Material for this task:
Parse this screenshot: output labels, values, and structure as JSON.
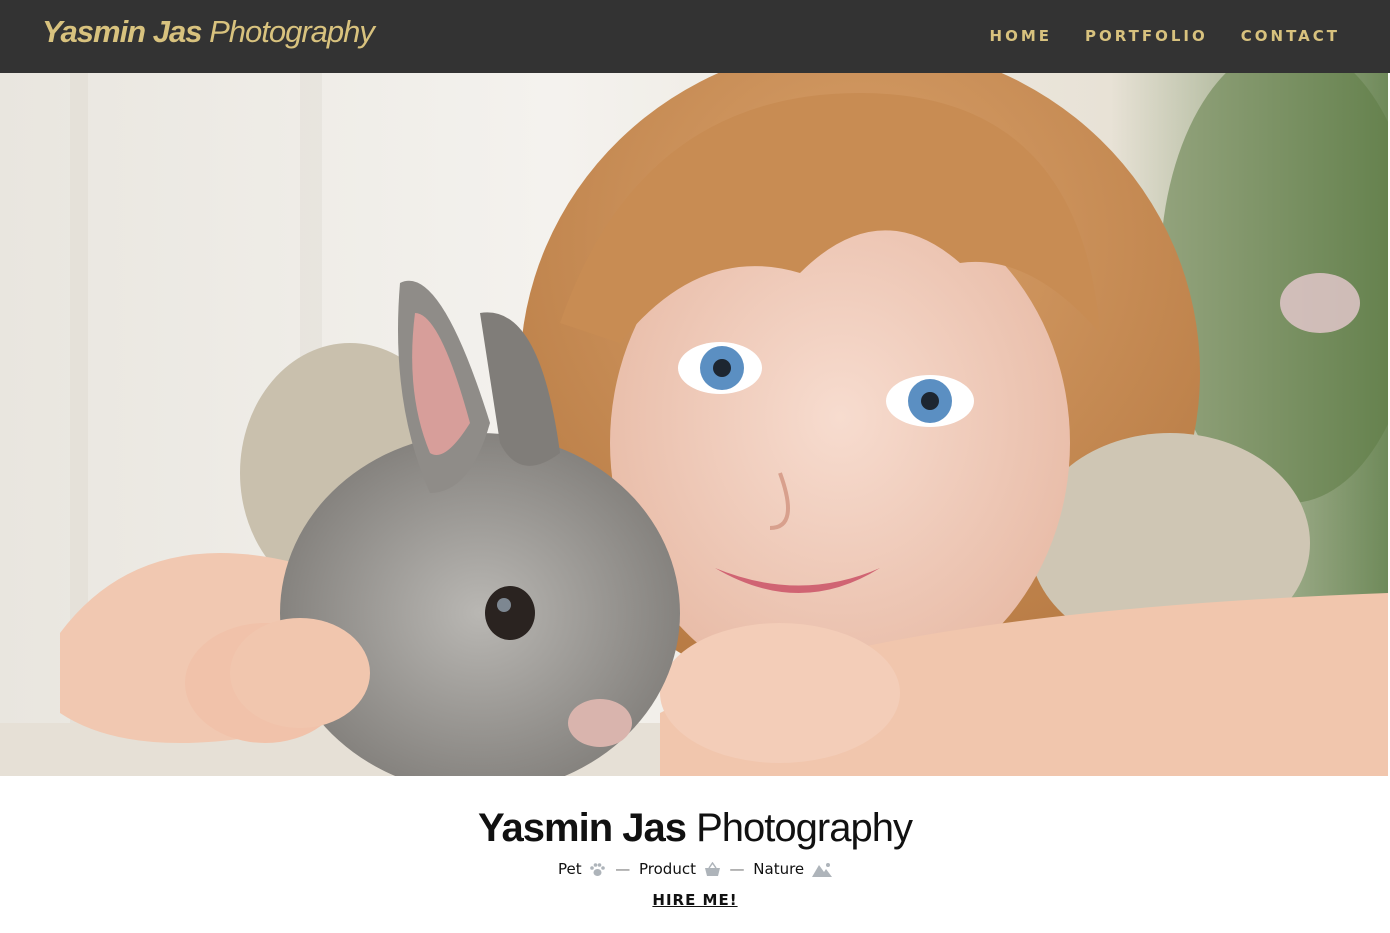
{
  "header": {
    "brand_bold": "Yasmin Jas",
    "brand_light": "Photography",
    "nav": [
      {
        "label": "HOME"
      },
      {
        "label": "PORTFOLIO"
      },
      {
        "label": "CONTACT"
      }
    ]
  },
  "hero": {
    "image_icon": "child-with-bunny-photo"
  },
  "intro": {
    "title_bold": "Yasmin Jas",
    "title_light": "Photography",
    "tags": [
      {
        "label": "Pet",
        "icon": "paw-icon"
      },
      {
        "label": "Product",
        "icon": "basket-icon"
      },
      {
        "label": "Nature",
        "icon": "mountain-icon"
      }
    ],
    "separator": "—",
    "hire_label": "HIRE ME!"
  },
  "colors": {
    "navbar_bg": "#333333",
    "accent_gold": "#d8c27e",
    "text_dark": "#111111"
  }
}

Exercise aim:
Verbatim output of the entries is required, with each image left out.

Exercise response:
Parse this screenshot: output labels, values, and structure as JSON.
{
  "header": {
    "brand_bold": "Yasmin Jas",
    "brand_light": "Photography",
    "nav": [
      {
        "label": "HOME"
      },
      {
        "label": "PORTFOLIO"
      },
      {
        "label": "CONTACT"
      }
    ]
  },
  "hero": {
    "image_icon": "child-with-bunny-photo"
  },
  "intro": {
    "title_bold": "Yasmin Jas",
    "title_light": "Photography",
    "tags": [
      {
        "label": "Pet",
        "icon": "paw-icon"
      },
      {
        "label": "Product",
        "icon": "basket-icon"
      },
      {
        "label": "Nature",
        "icon": "mountain-icon"
      }
    ],
    "separator": "—",
    "hire_label": "HIRE ME!"
  },
  "colors": {
    "navbar_bg": "#333333",
    "accent_gold": "#d8c27e",
    "text_dark": "#111111"
  }
}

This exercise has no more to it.